DATA TO EXAMINE –
▬▬▬

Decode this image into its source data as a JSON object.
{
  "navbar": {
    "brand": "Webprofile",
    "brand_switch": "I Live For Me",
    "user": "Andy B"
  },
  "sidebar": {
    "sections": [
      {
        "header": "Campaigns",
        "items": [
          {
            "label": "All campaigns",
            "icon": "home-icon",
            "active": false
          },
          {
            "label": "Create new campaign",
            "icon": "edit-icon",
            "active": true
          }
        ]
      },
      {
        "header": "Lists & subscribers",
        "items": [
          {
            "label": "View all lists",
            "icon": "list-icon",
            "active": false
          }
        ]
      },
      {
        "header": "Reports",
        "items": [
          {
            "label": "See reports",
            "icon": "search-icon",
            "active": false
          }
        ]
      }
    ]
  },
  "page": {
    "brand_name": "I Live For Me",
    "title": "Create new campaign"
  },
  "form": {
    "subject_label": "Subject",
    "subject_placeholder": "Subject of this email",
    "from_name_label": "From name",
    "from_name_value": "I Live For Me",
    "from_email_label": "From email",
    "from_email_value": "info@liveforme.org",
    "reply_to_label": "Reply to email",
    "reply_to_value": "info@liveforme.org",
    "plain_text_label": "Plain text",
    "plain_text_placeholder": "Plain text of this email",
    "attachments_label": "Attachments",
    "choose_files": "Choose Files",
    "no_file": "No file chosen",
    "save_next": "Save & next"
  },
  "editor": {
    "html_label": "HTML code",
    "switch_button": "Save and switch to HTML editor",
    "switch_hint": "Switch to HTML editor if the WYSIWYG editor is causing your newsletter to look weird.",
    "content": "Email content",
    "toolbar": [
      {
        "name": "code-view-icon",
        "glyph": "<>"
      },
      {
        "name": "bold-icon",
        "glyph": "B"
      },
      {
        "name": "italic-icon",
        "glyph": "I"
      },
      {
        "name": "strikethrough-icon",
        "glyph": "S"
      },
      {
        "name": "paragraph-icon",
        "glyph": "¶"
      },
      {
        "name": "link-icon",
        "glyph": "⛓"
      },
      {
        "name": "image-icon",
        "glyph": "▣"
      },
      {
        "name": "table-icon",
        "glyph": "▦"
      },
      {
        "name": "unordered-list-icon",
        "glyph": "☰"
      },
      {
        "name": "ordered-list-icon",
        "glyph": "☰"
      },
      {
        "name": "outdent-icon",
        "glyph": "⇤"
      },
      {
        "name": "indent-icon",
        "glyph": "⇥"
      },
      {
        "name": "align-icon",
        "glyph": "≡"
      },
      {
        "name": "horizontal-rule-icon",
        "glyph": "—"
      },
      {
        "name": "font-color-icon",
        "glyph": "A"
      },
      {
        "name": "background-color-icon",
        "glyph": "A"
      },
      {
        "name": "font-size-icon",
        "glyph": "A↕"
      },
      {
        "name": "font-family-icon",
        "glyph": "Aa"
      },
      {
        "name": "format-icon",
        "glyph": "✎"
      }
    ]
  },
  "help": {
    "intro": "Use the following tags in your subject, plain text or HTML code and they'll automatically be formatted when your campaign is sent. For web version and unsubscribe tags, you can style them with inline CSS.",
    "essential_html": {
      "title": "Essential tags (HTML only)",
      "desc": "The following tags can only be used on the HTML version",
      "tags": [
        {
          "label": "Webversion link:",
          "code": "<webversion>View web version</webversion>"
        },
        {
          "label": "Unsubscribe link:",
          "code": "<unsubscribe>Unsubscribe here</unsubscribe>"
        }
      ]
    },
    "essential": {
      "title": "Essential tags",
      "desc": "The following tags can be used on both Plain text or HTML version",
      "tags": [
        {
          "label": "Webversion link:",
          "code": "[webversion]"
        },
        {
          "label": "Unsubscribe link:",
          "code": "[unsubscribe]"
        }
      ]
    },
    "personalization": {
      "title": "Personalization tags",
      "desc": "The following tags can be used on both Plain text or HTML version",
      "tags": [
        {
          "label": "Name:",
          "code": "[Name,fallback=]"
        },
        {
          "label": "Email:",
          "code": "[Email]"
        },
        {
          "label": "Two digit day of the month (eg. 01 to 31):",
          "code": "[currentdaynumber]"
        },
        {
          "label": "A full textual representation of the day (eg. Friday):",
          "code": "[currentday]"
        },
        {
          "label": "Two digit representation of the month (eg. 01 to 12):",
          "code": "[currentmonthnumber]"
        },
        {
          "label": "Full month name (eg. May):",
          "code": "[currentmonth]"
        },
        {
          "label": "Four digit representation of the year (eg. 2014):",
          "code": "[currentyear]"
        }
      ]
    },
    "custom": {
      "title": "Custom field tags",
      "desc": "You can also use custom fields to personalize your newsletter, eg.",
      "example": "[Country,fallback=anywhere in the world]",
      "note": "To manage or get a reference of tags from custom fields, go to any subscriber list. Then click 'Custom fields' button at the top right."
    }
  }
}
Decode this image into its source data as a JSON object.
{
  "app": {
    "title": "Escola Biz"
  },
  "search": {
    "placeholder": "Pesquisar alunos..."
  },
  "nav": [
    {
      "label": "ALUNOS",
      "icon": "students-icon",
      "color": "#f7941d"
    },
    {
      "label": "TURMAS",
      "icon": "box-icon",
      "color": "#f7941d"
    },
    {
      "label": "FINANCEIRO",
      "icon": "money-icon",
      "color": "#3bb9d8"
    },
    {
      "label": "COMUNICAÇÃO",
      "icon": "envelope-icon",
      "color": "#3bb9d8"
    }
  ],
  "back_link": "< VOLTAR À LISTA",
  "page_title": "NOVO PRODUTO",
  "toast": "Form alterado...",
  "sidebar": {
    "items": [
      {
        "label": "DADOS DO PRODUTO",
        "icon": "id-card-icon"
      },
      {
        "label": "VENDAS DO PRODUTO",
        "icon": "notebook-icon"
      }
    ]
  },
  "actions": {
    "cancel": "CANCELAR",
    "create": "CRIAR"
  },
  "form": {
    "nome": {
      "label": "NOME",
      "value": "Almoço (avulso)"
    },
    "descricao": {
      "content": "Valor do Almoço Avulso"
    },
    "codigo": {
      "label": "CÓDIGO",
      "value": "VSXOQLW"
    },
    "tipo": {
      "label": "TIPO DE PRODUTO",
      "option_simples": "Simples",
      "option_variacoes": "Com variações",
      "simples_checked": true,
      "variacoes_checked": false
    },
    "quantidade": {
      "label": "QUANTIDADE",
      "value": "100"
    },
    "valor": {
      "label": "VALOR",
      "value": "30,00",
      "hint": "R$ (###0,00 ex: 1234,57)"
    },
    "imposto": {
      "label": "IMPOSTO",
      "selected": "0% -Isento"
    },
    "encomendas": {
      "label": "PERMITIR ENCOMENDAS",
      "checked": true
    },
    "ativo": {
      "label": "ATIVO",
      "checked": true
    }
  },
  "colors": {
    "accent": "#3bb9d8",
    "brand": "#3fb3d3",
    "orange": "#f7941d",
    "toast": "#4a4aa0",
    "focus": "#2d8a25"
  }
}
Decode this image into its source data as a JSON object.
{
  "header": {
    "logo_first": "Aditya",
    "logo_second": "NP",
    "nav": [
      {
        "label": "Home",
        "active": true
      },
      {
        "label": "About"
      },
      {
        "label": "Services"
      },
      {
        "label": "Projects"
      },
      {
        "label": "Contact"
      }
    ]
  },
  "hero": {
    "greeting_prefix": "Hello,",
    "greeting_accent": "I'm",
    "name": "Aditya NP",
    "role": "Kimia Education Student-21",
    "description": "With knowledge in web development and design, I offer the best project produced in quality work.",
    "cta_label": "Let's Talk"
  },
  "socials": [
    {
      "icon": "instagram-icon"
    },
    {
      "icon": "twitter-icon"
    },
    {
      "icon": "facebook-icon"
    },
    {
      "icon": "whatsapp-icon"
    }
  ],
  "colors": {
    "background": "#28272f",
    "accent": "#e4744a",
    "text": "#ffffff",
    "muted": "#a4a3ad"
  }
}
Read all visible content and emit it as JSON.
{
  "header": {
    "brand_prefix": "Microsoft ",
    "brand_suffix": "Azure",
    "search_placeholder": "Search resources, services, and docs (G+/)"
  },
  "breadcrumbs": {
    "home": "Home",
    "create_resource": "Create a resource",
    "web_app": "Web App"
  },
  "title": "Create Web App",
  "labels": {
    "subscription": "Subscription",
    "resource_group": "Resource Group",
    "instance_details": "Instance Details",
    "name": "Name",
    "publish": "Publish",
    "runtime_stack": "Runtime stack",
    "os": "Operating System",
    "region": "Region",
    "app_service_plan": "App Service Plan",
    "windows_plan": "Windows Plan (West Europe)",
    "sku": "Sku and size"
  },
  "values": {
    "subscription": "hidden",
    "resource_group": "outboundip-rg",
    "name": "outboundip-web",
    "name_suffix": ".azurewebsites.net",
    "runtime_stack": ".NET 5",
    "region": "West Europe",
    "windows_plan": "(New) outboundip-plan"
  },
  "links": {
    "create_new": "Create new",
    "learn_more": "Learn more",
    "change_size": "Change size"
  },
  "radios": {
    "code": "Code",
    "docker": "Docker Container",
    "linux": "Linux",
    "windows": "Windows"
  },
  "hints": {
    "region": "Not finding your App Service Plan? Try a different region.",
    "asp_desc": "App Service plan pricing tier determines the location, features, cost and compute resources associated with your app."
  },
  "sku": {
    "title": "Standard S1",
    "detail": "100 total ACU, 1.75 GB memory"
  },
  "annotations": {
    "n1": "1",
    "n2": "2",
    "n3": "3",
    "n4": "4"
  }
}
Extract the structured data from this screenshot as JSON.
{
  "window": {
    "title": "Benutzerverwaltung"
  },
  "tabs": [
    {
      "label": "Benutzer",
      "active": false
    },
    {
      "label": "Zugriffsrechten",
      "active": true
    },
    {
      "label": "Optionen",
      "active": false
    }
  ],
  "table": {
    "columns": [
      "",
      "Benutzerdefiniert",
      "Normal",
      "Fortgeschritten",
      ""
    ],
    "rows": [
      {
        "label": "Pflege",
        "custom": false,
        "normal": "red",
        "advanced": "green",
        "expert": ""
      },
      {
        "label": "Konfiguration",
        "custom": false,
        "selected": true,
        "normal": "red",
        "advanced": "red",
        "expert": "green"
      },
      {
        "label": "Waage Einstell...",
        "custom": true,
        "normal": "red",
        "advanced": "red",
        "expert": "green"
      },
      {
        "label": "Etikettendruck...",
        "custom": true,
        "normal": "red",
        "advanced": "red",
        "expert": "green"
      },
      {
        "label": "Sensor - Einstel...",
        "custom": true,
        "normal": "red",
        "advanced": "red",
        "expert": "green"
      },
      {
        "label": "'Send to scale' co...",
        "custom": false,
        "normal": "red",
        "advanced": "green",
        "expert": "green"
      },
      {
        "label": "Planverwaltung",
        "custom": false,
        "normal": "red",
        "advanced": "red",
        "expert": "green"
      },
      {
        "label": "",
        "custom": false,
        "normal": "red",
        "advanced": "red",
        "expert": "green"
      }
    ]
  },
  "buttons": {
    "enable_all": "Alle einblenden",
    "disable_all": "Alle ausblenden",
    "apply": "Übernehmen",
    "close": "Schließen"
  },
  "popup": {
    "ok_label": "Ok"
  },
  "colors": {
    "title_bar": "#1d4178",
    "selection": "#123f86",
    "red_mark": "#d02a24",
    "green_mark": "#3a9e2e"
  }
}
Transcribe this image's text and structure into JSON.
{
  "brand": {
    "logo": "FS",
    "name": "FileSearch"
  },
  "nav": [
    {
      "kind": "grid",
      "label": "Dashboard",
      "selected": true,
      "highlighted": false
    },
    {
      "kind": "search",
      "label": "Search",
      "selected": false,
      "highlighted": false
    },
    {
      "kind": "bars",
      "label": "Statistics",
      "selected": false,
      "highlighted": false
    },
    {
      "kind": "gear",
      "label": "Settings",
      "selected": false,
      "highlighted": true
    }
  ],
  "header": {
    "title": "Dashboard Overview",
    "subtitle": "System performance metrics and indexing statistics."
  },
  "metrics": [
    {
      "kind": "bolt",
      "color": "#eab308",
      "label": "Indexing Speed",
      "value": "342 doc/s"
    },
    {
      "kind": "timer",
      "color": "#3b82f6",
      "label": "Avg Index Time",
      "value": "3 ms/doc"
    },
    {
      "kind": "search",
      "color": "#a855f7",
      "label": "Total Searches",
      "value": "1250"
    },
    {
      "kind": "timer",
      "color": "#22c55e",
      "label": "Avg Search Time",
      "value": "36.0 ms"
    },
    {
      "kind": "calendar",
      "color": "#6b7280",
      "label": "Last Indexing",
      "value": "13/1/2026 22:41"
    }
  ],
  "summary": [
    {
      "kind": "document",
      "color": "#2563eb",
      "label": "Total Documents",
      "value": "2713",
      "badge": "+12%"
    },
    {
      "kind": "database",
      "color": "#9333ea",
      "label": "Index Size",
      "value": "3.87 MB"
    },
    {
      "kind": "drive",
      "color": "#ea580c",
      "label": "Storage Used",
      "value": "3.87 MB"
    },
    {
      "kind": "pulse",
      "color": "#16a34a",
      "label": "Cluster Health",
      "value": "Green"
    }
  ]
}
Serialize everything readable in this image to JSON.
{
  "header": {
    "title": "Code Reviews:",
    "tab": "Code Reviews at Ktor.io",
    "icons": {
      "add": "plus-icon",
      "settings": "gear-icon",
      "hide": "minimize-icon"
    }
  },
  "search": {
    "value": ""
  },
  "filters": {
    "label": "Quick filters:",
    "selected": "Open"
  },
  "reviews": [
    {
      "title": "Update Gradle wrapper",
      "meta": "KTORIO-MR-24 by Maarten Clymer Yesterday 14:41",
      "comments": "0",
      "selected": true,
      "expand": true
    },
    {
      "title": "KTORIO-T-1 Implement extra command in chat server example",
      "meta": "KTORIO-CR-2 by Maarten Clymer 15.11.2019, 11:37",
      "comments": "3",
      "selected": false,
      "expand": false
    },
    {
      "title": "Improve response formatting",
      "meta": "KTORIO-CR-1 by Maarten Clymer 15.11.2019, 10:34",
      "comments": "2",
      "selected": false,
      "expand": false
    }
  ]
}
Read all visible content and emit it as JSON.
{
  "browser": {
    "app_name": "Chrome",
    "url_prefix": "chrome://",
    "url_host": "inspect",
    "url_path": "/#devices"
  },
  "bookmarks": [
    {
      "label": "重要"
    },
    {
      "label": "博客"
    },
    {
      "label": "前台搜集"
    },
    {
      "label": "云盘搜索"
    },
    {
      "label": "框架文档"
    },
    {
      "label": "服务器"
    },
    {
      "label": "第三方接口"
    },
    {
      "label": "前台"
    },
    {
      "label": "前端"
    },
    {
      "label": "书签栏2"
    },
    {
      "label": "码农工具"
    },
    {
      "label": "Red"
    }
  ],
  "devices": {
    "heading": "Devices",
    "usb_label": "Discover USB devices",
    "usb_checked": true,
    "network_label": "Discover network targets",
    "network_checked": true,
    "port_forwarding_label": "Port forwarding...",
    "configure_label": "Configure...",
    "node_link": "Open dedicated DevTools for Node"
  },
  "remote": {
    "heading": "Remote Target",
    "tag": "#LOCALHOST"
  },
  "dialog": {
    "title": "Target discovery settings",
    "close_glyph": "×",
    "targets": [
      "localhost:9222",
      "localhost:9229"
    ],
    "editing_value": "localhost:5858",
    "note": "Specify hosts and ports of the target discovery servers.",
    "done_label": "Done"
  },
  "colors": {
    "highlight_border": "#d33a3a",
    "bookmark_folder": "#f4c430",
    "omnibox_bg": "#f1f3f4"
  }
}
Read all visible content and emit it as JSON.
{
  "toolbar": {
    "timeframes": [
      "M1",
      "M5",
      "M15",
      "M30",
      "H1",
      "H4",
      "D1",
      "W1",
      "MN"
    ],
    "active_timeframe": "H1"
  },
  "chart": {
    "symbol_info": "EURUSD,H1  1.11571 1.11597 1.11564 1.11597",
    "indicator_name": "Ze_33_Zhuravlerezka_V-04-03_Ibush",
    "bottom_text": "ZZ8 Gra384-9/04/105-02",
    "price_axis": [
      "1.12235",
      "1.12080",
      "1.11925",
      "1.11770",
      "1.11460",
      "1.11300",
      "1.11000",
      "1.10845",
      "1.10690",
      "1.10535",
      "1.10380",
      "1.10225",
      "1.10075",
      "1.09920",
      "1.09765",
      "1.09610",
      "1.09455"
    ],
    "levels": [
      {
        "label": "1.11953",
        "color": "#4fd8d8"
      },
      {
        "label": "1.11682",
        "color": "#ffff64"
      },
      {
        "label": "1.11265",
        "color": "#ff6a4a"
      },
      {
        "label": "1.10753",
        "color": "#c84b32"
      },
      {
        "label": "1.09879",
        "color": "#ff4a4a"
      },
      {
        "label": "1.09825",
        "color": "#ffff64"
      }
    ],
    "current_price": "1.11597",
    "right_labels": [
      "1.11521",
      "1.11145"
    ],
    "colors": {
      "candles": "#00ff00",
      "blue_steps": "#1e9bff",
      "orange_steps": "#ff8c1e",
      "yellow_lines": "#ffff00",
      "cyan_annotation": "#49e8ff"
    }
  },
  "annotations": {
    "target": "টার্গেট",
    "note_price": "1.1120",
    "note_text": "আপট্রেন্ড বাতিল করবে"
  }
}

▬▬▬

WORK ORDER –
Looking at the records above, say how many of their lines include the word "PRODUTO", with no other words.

OUTPUT –
4